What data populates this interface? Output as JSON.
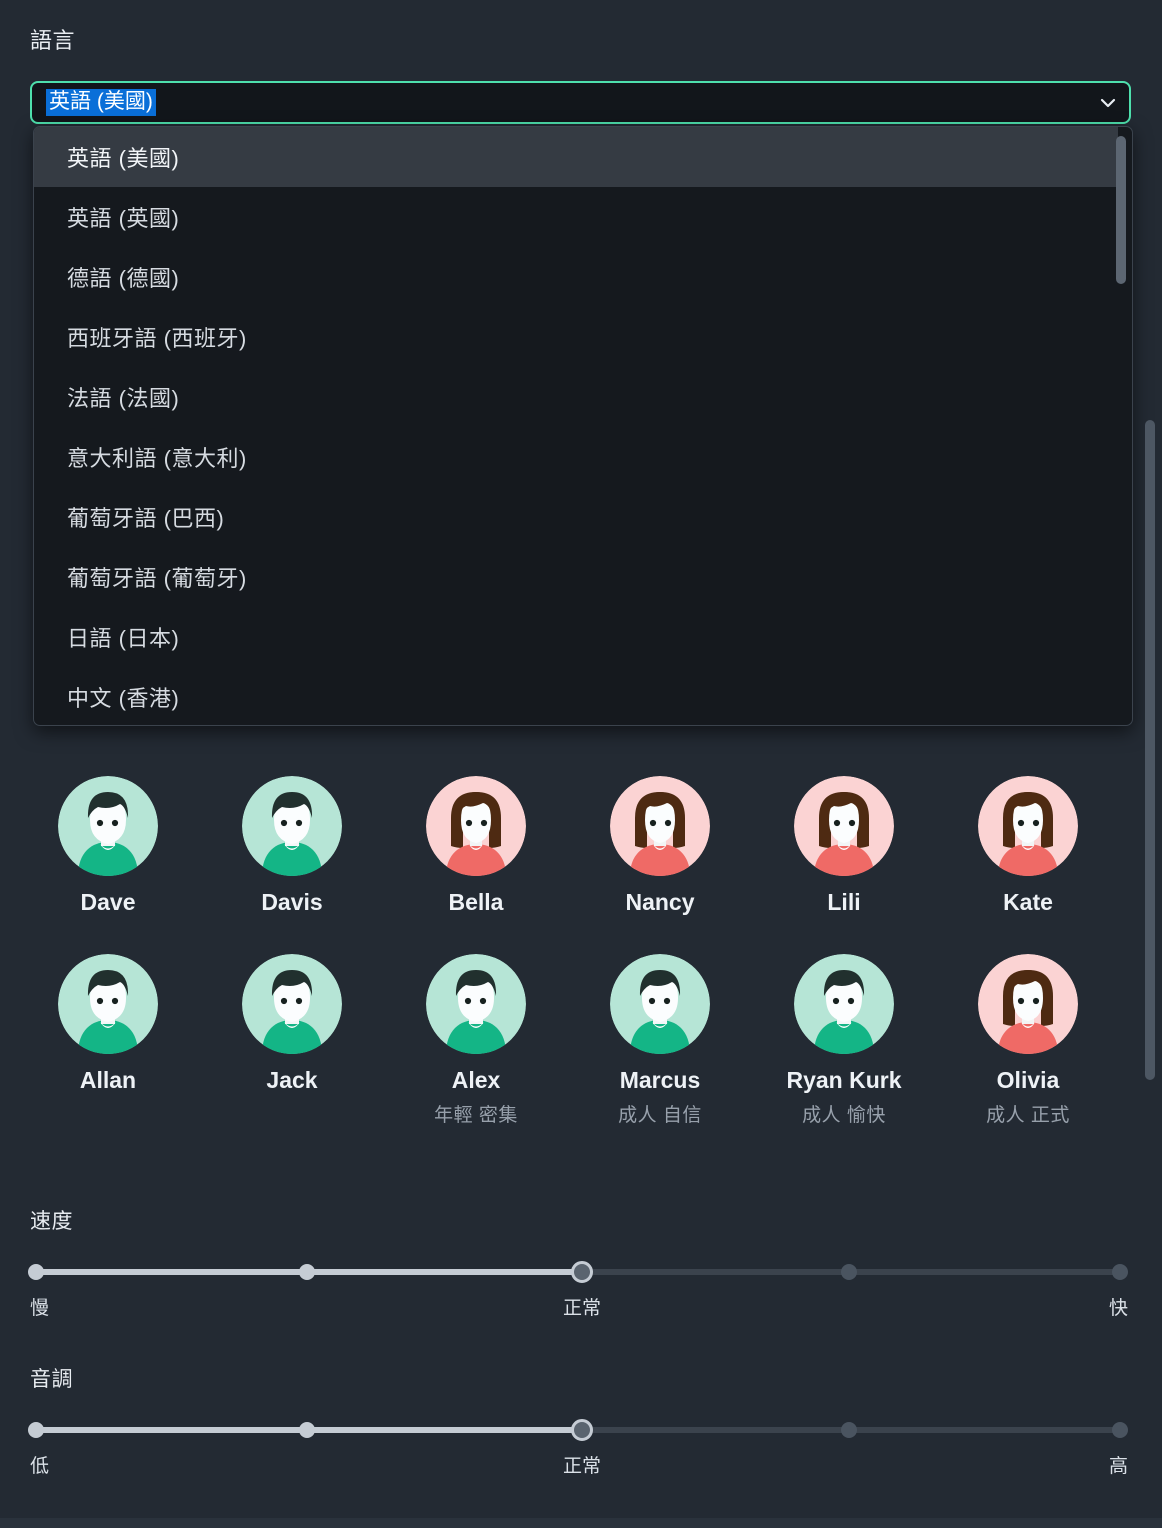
{
  "language": {
    "label": "語言",
    "selected": "英語 (美國)",
    "dropdown_open": true,
    "options": [
      "英語 (美國)",
      "英語 (英國)",
      "德語 (德國)",
      "西班牙語 (西班牙)",
      "法語 (法國)",
      "意大利語 (意大利)",
      "葡萄牙語 (巴西)",
      "葡萄牙語 (葡萄牙)",
      "日語 (日本)",
      "中文 (香港)"
    ],
    "selected_index": 0,
    "arrow_icon": "chevron-down-icon"
  },
  "voices": {
    "row1": [
      {
        "name": "Dave",
        "sub": "",
        "gender": "male"
      },
      {
        "name": "Davis",
        "sub": "",
        "gender": "male"
      },
      {
        "name": "Bella",
        "sub": "",
        "gender": "female"
      },
      {
        "name": "Nancy",
        "sub": "",
        "gender": "female"
      },
      {
        "name": "Lili",
        "sub": "",
        "gender": "female"
      },
      {
        "name": "Kate",
        "sub": "",
        "gender": "female"
      }
    ],
    "row2": [
      {
        "name": "Allan",
        "sub": "",
        "gender": "male"
      },
      {
        "name": "Jack",
        "sub": "",
        "gender": "male"
      },
      {
        "name": "Alex",
        "sub": "年輕 密集",
        "gender": "male"
      },
      {
        "name": "Marcus",
        "sub": "成人 自信",
        "gender": "male"
      },
      {
        "name": "Ryan Kurk",
        "sub": "成人 愉快",
        "gender": "male"
      },
      {
        "name": "Olivia",
        "sub": "成人 正式",
        "gender": "female"
      }
    ]
  },
  "speed": {
    "title": "速度",
    "left_label": "慢",
    "mid_label": "正常",
    "right_label": "快",
    "value": 3,
    "steps": 5
  },
  "pitch": {
    "title": "音調",
    "left_label": "低",
    "mid_label": "正常",
    "right_label": "高",
    "value": 3,
    "steps": 5
  },
  "colors": {
    "background": "#232a33",
    "accent": "#4ee0ad",
    "selection_blue": "#0a6fd8",
    "male_bg": "#b6e5d6",
    "male_shirt": "#14b586",
    "male_hair": "#21302e",
    "female_bg": "#fbd3d3",
    "female_shirt": "#ef6a66",
    "female_hair": "#4e2a12"
  }
}
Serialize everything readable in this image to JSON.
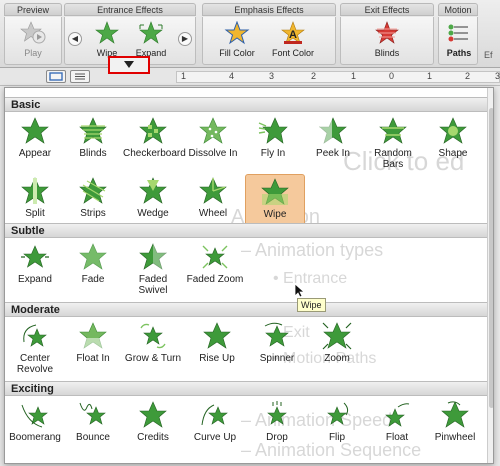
{
  "ribbon": {
    "preview": {
      "title": "Preview",
      "play_label": "Play"
    },
    "entrance": {
      "title": "Entrance Effects",
      "items": [
        "Wipe",
        "Expand"
      ]
    },
    "emphasis": {
      "title": "Emphasis Effects",
      "items": [
        "Fill Color",
        "Font Color"
      ]
    },
    "exit": {
      "title": "Exit Effects",
      "items": [
        "Blinds"
      ]
    },
    "motion": {
      "title": "Motion",
      "paths_label": "Paths"
    },
    "cut_label": "Ef"
  },
  "ruler": {
    "marks": [
      "1",
      "4",
      "3",
      "2",
      "1",
      "0",
      "1",
      "2",
      "3"
    ]
  },
  "gallery": {
    "categories": [
      {
        "name": "Basic",
        "effects": [
          "Appear",
          "Blinds",
          "Checkerboard",
          "Dissolve In",
          "Fly In",
          "Peek In",
          "Random Bars",
          "Shape",
          "Split",
          "Strips",
          "Wedge",
          "Wheel",
          "Wipe"
        ]
      },
      {
        "name": "Subtle",
        "effects": [
          "Expand",
          "Fade",
          "Faded Swivel",
          "Faded Zoom"
        ]
      },
      {
        "name": "Moderate",
        "effects": [
          "Center Revolve",
          "Float In",
          "Grow & Turn",
          "Rise Up",
          "Spinner",
          "Zoom"
        ]
      },
      {
        "name": "Exciting",
        "effects": [
          "Boomerang",
          "Bounce",
          "Credits",
          "Curve Up",
          "Drop",
          "Flip",
          "Float",
          "Pinwheel"
        ]
      }
    ],
    "selected": "Wipe",
    "tooltip": "Wipe"
  },
  "background_slide": {
    "title": "Click to ed",
    "lines": [
      "Animation",
      "– Animation types",
      "• Entrance",
      "• Exit",
      "• Motion Paths",
      "– Animation Speed",
      "– Animation Sequence"
    ]
  },
  "colors": {
    "star_green": "#3e9a3a",
    "star_light": "#a6d86e",
    "selected_bg": "#f5c99c",
    "marker_red": "#e00000"
  }
}
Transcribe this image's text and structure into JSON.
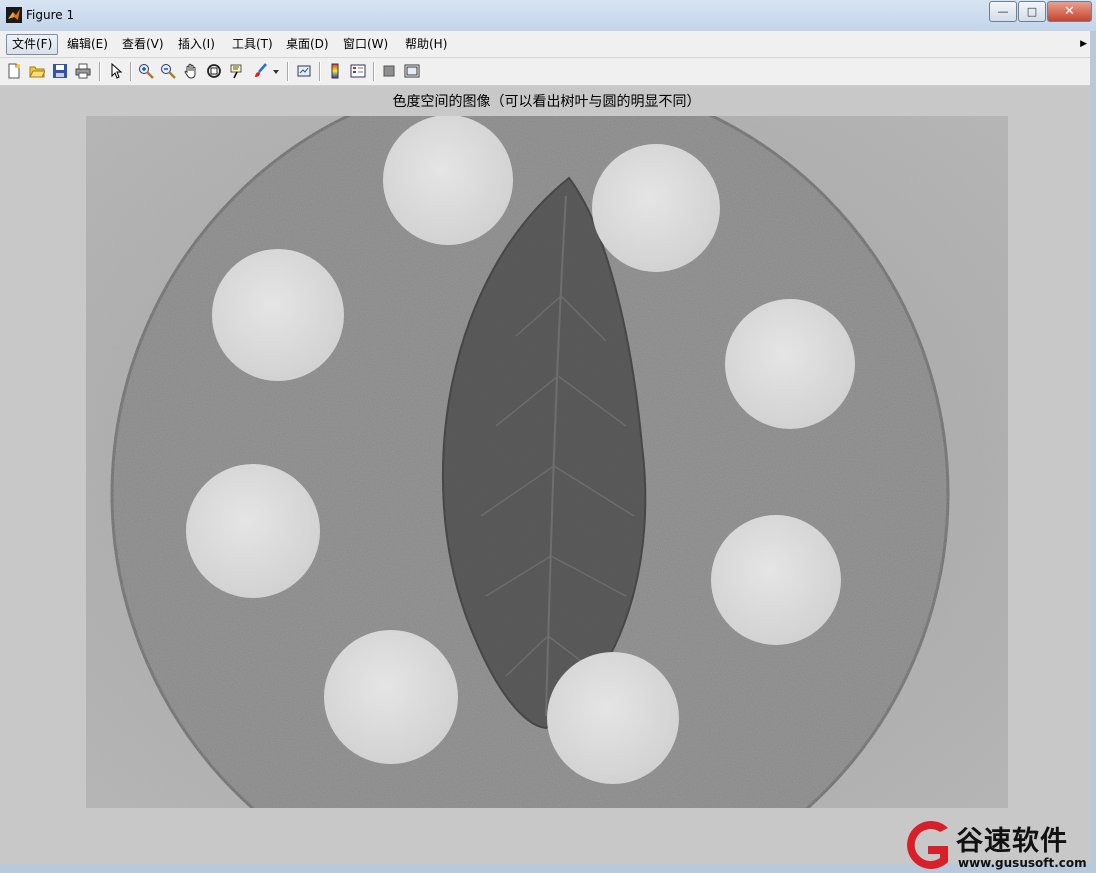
{
  "window": {
    "title": "Figure 1"
  },
  "title_buttons": {
    "minimize": "—",
    "maximize": "□",
    "close": "✕"
  },
  "menu": [
    {
      "label": "文件(F)"
    },
    {
      "label": "编辑(E)"
    },
    {
      "label": "查看(V)"
    },
    {
      "label": "插入(I)"
    },
    {
      "label": "工具(T)"
    },
    {
      "label": "桌面(D)"
    },
    {
      "label": "窗口(W)"
    },
    {
      "label": "帮助(H)"
    }
  ],
  "toolbar": {
    "icons": [
      "new-figure-icon",
      "open-file-icon",
      "save-icon",
      "print-icon",
      "pointer-icon",
      "zoom-in-icon",
      "zoom-out-icon",
      "pan-hand-icon",
      "rotate-3d-icon",
      "data-cursor-icon",
      "brush-icon",
      "dropdown-arrow-icon",
      "link-plot-icon",
      "colorbar-icon",
      "legend-icon",
      "hide-plot-tools-icon",
      "show-plot-tools-icon"
    ]
  },
  "plot": {
    "title": "色度空间的图像（可以看出树叶与圆的明显不同）"
  },
  "watermark": {
    "brand": "谷速软件",
    "url": "www.gususoft.com"
  },
  "colors": {
    "accent": "#2a6fc9",
    "close": "#c7432b",
    "watermark_red": "#d8202a"
  }
}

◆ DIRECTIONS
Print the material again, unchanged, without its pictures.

◆ EXERCISE SOLUTION
What data populates this interface? Output as JSON.
{
  "language": {
    "label": "語言",
    "selected": "英語 (美國)",
    "dropdown_open": true,
    "options": [
      "英語 (美國)",
      "英語 (英國)",
      "德語 (德國)",
      "西班牙語 (西班牙)",
      "法語 (法國)",
      "意大利語 (意大利)",
      "葡萄牙語 (巴西)",
      "葡萄牙語 (葡萄牙)",
      "日語 (日本)",
      "中文 (香港)"
    ],
    "selected_index": 0,
    "arrow_icon": "chevron-down-icon"
  },
  "voices": {
    "row1": [
      {
        "name": "Dave",
        "sub": "",
        "gender": "male"
      },
      {
        "name": "Davis",
        "sub": "",
        "gender": "male"
      },
      {
        "name": "Bella",
        "sub": "",
        "gender": "female"
      },
      {
        "name": "Nancy",
        "sub": "",
        "gender": "female"
      },
      {
        "name": "Lili",
        "sub": "",
        "gender": "female"
      },
      {
        "name": "Kate",
        "sub": "",
        "gender": "female"
      }
    ],
    "row2": [
      {
        "name": "Allan",
        "sub": "",
        "gender": "male"
      },
      {
        "name": "Jack",
        "sub": "",
        "gender": "male"
      },
      {
        "name": "Alex",
        "sub": "年輕 密集",
        "gender": "male"
      },
      {
        "name": "Marcus",
        "sub": "成人 自信",
        "gender": "male"
      },
      {
        "name": "Ryan Kurk",
        "sub": "成人 愉快",
        "gender": "male"
      },
      {
        "name": "Olivia",
        "sub": "成人 正式",
        "gender": "female"
      }
    ]
  },
  "speed": {
    "title": "速度",
    "left_label": "慢",
    "mid_label": "正常",
    "right_label": "快",
    "value": 3,
    "steps": 5
  },
  "pitch": {
    "title": "音調",
    "left_label": "低",
    "mid_label": "正常",
    "right_label": "高",
    "value": 3,
    "steps": 5
  },
  "colors": {
    "background": "#232a33",
    "accent": "#4ee0ad",
    "selection_blue": "#0a6fd8",
    "male_bg": "#b6e5d6",
    "male_shirt": "#14b586",
    "male_hair": "#21302e",
    "female_bg": "#fbd3d3",
    "female_shirt": "#ef6a66",
    "female_hair": "#4e2a12"
  }
}
Serialize everything readable in this image to JSON.
{
  "ribbon": {
    "preview": {
      "title": "Preview",
      "play_label": "Play"
    },
    "entrance": {
      "title": "Entrance Effects",
      "items": [
        "Wipe",
        "Expand"
      ]
    },
    "emphasis": {
      "title": "Emphasis Effects",
      "items": [
        "Fill Color",
        "Font Color"
      ]
    },
    "exit": {
      "title": "Exit Effects",
      "items": [
        "Blinds"
      ]
    },
    "motion": {
      "title": "Motion",
      "paths_label": "Paths"
    },
    "cut_label": "Ef"
  },
  "ruler": {
    "marks": [
      "1",
      "4",
      "3",
      "2",
      "1",
      "0",
      "1",
      "2",
      "3"
    ]
  },
  "gallery": {
    "categories": [
      {
        "name": "Basic",
        "effects": [
          "Appear",
          "Blinds",
          "Checkerboard",
          "Dissolve In",
          "Fly In",
          "Peek In",
          "Random Bars",
          "Shape",
          "Split",
          "Strips",
          "Wedge",
          "Wheel",
          "Wipe"
        ]
      },
      {
        "name": "Subtle",
        "effects": [
          "Expand",
          "Fade",
          "Faded Swivel",
          "Faded Zoom"
        ]
      },
      {
        "name": "Moderate",
        "effects": [
          "Center Revolve",
          "Float In",
          "Grow & Turn",
          "Rise Up",
          "Spinner",
          "Zoom"
        ]
      },
      {
        "name": "Exciting",
        "effects": [
          "Boomerang",
          "Bounce",
          "Credits",
          "Curve Up",
          "Drop",
          "Flip",
          "Float",
          "Pinwheel"
        ]
      }
    ],
    "selected": "Wipe",
    "tooltip": "Wipe"
  },
  "background_slide": {
    "title": "Click to ed",
    "lines": [
      "Animation",
      "– Animation types",
      "• Entrance",
      "• Exit",
      "• Motion Paths",
      "– Animation Speed",
      "– Animation Sequence"
    ]
  },
  "colors": {
    "star_green": "#3e9a3a",
    "star_light": "#a6d86e",
    "selected_bg": "#f5c99c",
    "marker_red": "#e00000"
  }
}
Transcribe this image's text and structure into JSON.
{
  "window": {
    "title": "Figure 1"
  },
  "title_buttons": {
    "minimize": "—",
    "maximize": "□",
    "close": "✕"
  },
  "menu": [
    {
      "label": "文件(F)"
    },
    {
      "label": "编辑(E)"
    },
    {
      "label": "查看(V)"
    },
    {
      "label": "插入(I)"
    },
    {
      "label": "工具(T)"
    },
    {
      "label": "桌面(D)"
    },
    {
      "label": "窗口(W)"
    },
    {
      "label": "帮助(H)"
    }
  ],
  "toolbar": {
    "icons": [
      "new-figure-icon",
      "open-file-icon",
      "save-icon",
      "print-icon",
      "pointer-icon",
      "zoom-in-icon",
      "zoom-out-icon",
      "pan-hand-icon",
      "rotate-3d-icon",
      "data-cursor-icon",
      "brush-icon",
      "dropdown-arrow-icon",
      "link-plot-icon",
      "colorbar-icon",
      "legend-icon",
      "hide-plot-tools-icon",
      "show-plot-tools-icon"
    ]
  },
  "plot": {
    "title": "色度空间的图像（可以看出树叶与圆的明显不同）"
  },
  "watermark": {
    "brand": "谷速软件",
    "url": "www.gususoft.com"
  },
  "colors": {
    "accent": "#2a6fc9",
    "close": "#c7432b",
    "watermark_red": "#d8202a"
  }
}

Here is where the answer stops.